So rich, so poor Why it's so hard to end poverty in America

Peter B. Edelman

Book - 2012

Saved in:

2nd Floor Show me where

1 / 1 copies available
Location Call Number   Status
2nd Floor 339.46/Edelman Checked In
New York : New Press : Distributed by Perseus Distribution 2012.
Physical Description
xix, 184 p. ; 22 cm
Includes bibliographical references and index.
Main Author
Peter B. Edelman (-)
  • Acknowledgments
  • Introduction
  • A snapshot of our current mess
  • What we have accomplished
  • Why are we stuck?
  • Jobs : the economy and public policy go south (for most of us)
  • Deep poverty : a gigantic hole in the safety net
  • Concentrated poverty : "the abandoned"
  • Young people : improving the odds
  • Conclusion.
Review by Choice Review

The debate on income inequality has never been more important in the US than in this 2012 election year. Familiar rhetoric includes terminology such as the increasing gap between rich and poor, the shrinking middle class, unemployment, stalled real wages, and concentrated poverty. Edelman (Georgetown Univ. Law Center) demystifies the politics behind it all in this volume. He draws on decades of insider experience as an adviser to politicians including Robert Kennedy and President Bill Clinton and on a wealth of public policy and political analyses to answer the most crucial question Americans face today: how can a country with an annual gross domestic product of $15 trillion have profound income inequality, an ever increasing gap between rich and poor, and an escalating poverty rate? Edelman traces the progress made in US public polices to reduce poverty and their erosion in recent years, identifies current factors exacerbating the decline in social mobility and the rise in poverty, and offers policy recommendations to reduce poverty. This timely book is must reading for students, faculty, and professionals in the fields of political science, economics, public policy, and public finance. Summing Up: Essential. Academic audiences, upper-division undergraduates and up; professionals; general readers. S. Chaudhuri University of Wisconsin, Eau Claire

Copyright American Library Association, used with permission. Review by Publisher's Weekly Review

In 1996, Edelman resigned from the Clinton administration in protest against the president's signing welfare reform legislation. Here, the Georgetown University law professor sharply criticizes the guidelines perpetuating poverty in the U.S., lambasting conservative politicians while ascribing blame for everything from the deteriorating financial situation of single mothers to the current economic crisis. Assiduously detailed and rife with figures carefully selected to support his claims, Edelman provides readers an informative and inclusive analysis of the American wealth distribution and welfare system. However, some may find Edelman's frequent forays into self-aggrandizement tiresome, while others may see this work as a thinly veiled excuse to praise liberal politicians of his personal acquaintance, as well as members of his own family. Edelman's tendency to make sweeping generalizations regarding entire segments of the population is sure to resonate with many of his admirers, but will strike neutral parties as lacking in intellectual objectivity. This slim volume is a great source for summaries of our country's antipoverty program, but despite the author's expertise in the area, cannot be trusted to offer an unbiased exploration of its effects on society. (May) (c) Copyright PWxyz, LLC. All rights reserved.

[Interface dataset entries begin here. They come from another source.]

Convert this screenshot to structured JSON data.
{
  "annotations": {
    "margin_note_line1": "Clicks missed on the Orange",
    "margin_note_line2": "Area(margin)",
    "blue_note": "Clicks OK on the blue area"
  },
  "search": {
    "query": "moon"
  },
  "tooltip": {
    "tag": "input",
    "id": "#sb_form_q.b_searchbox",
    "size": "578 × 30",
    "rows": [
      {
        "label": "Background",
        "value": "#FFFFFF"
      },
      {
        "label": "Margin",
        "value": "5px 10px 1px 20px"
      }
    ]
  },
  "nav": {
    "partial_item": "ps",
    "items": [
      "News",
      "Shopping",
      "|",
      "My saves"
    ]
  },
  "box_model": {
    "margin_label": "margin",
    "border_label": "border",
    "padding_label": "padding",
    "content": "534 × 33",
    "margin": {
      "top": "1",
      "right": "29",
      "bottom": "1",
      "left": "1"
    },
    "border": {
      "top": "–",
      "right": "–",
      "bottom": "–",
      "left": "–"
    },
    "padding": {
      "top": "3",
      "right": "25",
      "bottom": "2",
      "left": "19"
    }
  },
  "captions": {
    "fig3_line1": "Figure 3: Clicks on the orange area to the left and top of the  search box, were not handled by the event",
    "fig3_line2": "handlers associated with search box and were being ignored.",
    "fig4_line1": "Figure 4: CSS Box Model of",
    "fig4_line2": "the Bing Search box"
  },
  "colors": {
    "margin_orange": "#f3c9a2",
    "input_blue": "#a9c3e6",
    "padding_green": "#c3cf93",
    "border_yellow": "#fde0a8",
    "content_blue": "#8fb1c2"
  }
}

(c) Copyright PWxyz, LLC. All rights reserved Review by Kirkus Book Review

Edelman (Georgetown University Law Center; Searching for America's Heart: RFK and the Renewal of Hope, 2001, etc.) examines the continuing problem of poverty in the United States. The author worked for Robert F. Kennedy on poverty issues and resigned from the Clinton administration because of disagreements over welfare reform. He contends that America has come to a turning point. "We are headed in the wrong direction," he writes. "The hole we are in is getting deeper and deeper. The costs of not doing the right thing now for all of our children are going to get higher and higher." Though a lot has been accomplished since the 1960s--e.g., food stamps, the earned-income tax credit and the indexing of Social Security to inflation--there is still plenty of work to be done. Children are one of the author's major litmus tests. There are more children in poverty than ever, a fact that Edelman partly attributes to the low-wage economy, which has been adopted since the '70s, as well as the resurgence of unprecedented income inequality. "An astonishing 20.5 million people lived in extreme poverty in 2010," writes the author, "up by nearly 8 million in just ten years, and 6 million had no income other than food stamps." Further, there is no state in the country where a worker on the federal minimum wage would be able to pay the rent for a single or two-bedroom apartment. Edelman depicts a growing impoverished population cycling between low-income work and dependence on extended family and friends. Without serious efforts to improve the quality of employment and address community and family issues, the situation will only get worse. Unfortunately, such improvement is questionable in the current political climate. A competent, thorough assessment from a veteran expert in the field.]] Copyright Kirkus Reviews, used with permission.

Copyright (c) Kirkus Reviews, used with permission.